# EXERCISE MATERIALS
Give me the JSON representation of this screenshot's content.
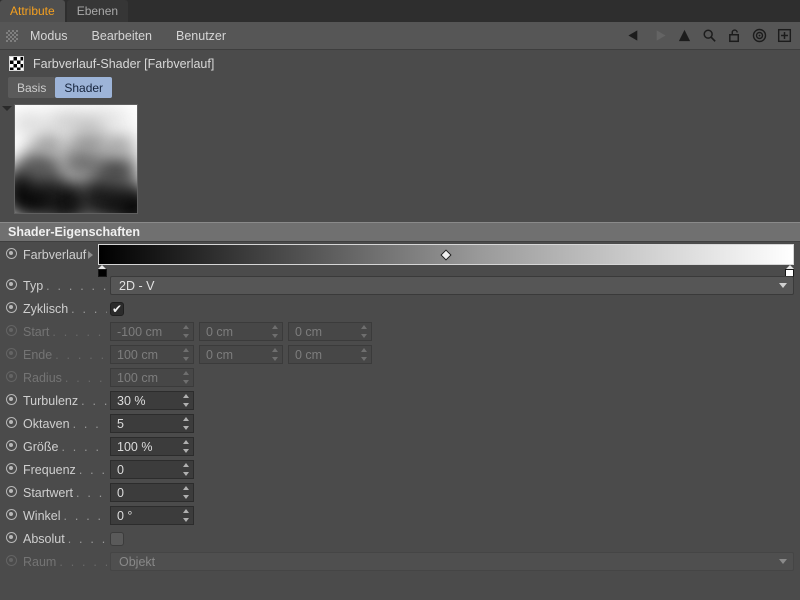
{
  "window_tabs": [
    {
      "label": "Attribute",
      "active": true,
      "color": "#f4a020"
    },
    {
      "label": "Ebenen",
      "active": false
    }
  ],
  "menubar": {
    "grip_icon": "grip-dots-icon",
    "items": [
      "Modus",
      "Bearbeiten",
      "Benutzer"
    ],
    "tools": [
      "back-arrow-icon",
      "forward-arrow-ghost-icon",
      "up-arrow-icon",
      "search-icon",
      "lock-open-icon",
      "target-icon",
      "plus-box-icon"
    ]
  },
  "object": {
    "icon": "checkerboard-shader-icon",
    "title": "Farbverlauf-Shader [Farbverlauf]",
    "tabs": [
      {
        "label": "Basis",
        "selected": false
      },
      {
        "label": "Shader",
        "selected": true
      }
    ]
  },
  "preview": {
    "collapse_icon": "triangle-down-icon",
    "image_name": "gradient-turbulence-preview"
  },
  "section": {
    "title": "Shader-Eigenschaften"
  },
  "gradient": {
    "label": "Farbverlauf",
    "expand_icon": "triangle-right-icon",
    "start_color": "#000000",
    "end_color": "#ffffff",
    "mid_marker_position": "50%",
    "knots": [
      {
        "position": "0%",
        "color": "#000000"
      },
      {
        "position": "100%",
        "color": "#ffffff"
      }
    ]
  },
  "fields": {
    "typ": {
      "label": "Typ",
      "dots": ". . . . . . . . .",
      "value": "2D - V",
      "enabled": true,
      "caret_icon": "chevron-down-icon"
    },
    "zyklisch": {
      "label": "Zyklisch",
      "dots": ". . . . .",
      "checked": true,
      "check_icon": "check-icon",
      "enabled": true
    },
    "start": {
      "label": "Start",
      "dots": ". . . . . . . .",
      "enabled": false,
      "values": [
        "-100 cm",
        "0 cm",
        "0 cm"
      ]
    },
    "ende": {
      "label": "Ende",
      "dots": ". . . . . . . .",
      "enabled": false,
      "values": [
        "100 cm",
        "0 cm",
        "0 cm"
      ]
    },
    "radius": {
      "label": "Radius",
      "dots": ". . . . . . .",
      "enabled": false,
      "values": [
        "100 cm"
      ]
    },
    "turbulenz": {
      "label": "Turbulenz",
      "dots": ". . . .",
      "enabled": true,
      "values": [
        "30 %"
      ]
    },
    "oktaven": {
      "label": "Oktaven",
      "dots": ". . . . .",
      "enabled": true,
      "values": [
        "5"
      ]
    },
    "groesse": {
      "label": "Größe",
      "dots": ". . . . . . .",
      "enabled": true,
      "values": [
        "100 %"
      ]
    },
    "frequenz": {
      "label": "Frequenz",
      "dots": ". . . .",
      "enabled": true,
      "values": [
        "0"
      ]
    },
    "startwert": {
      "label": "Startwert",
      "dots": ". . . .",
      "enabled": true,
      "values": [
        "0"
      ]
    },
    "winkel": {
      "label": "Winkel",
      "dots": ". . . . . . .",
      "enabled": true,
      "values": [
        "0 °"
      ]
    },
    "absolut": {
      "label": "Absolut",
      "dots": ". . . . . .",
      "checked": false,
      "enabled": true
    },
    "raum": {
      "label": "Raum",
      "dots": ". . . . . . . .",
      "value": "Objekt",
      "enabled": false,
      "caret_icon": "chevron-down-icon"
    }
  },
  "colors": {
    "panel_bg": "#4b4b4b",
    "menubar_bg": "#565656",
    "tabstrip_bg": "#2e2e2e",
    "accent_tab_text": "#f4a020",
    "selected_tab_bg": "#9db4d8",
    "section_header_bg": "#707070",
    "field_bg": "#3c3c3c",
    "label_text": "#cfcfcf",
    "disabled_text": "#7d7d7d"
  }
}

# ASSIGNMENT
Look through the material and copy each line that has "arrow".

# EXERCISE OUTPUT
      "back-arrow-icon",
      "forward-arrow-ghost-icon",
      "up-arrow-icon",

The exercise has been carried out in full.